Already, the Third Judicial District Judges and the District Attorney have identified critical space shortages within the building they collectively occupy. The county will be forced to build an expansion in the near future to accommodate the growth of both the courts and the DA’s office. We are hopeful that the state Legislature will recognize the importance of this expansion and appropriate money for it, but there are no guarantees of such funding. If no appropriation is made, it will be up to the county to find the money for the new office space.
The last time the county issued a general obligation bond was in 1994. Gross-receipts taxes also have not been raised in the county since 1994. The Board of County Commissioners is understandably reluctant to approach the voters in the present economic climate for new taxing authority, and the county has done, by most accounts, an effective job of holding the line financially while accommodating growth in creative ways. That situation cannot, however, last forever.
Unless the state steps in with sufficient funding to build an expansion to the Judicial Complex within the next six months, the county will have to move toward issuing new bonds or implementing new taxation to pay for capital expenses related to new and expanded buildings. We have no choice in the matter.
If and when the need arises to go to the voters for approval, the county will be required to seek approval for two incremental 1/8th percent gross-receipts-tax increases.

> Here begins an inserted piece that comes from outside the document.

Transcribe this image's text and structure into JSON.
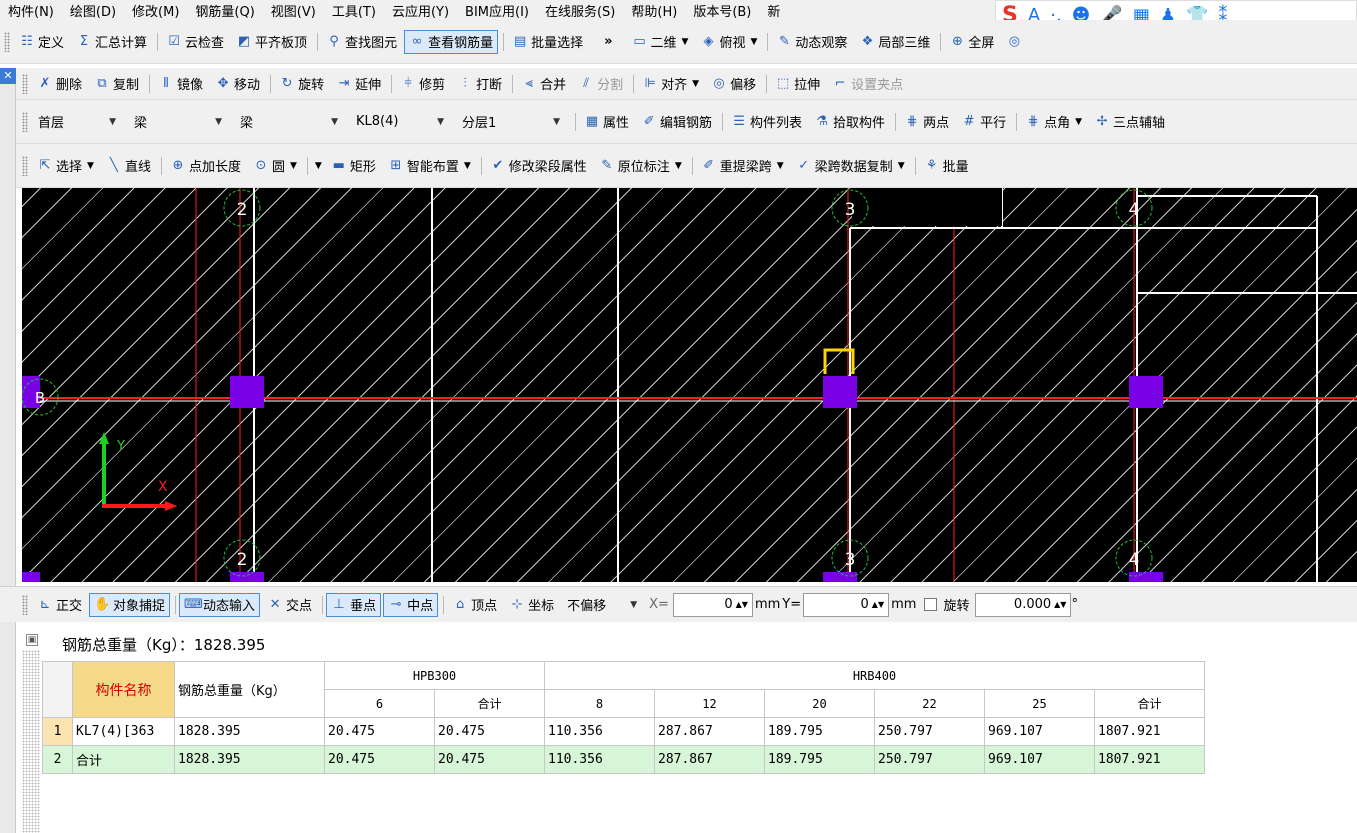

The first one-eighth must be enacted in order for the county to be statutorily eligible to enact a second one-eighth devoted to infrastructure and building projects.
While Las Cruces voters are facing a bond election, voters in the county should understand that the time is likely coming when county government will have no choice but to seek voters’ approval for an increase in gross receipts taxes or general obligation bonds. We are hopeful that the business and professional communities will rally in support of the county’s obligations in this regard.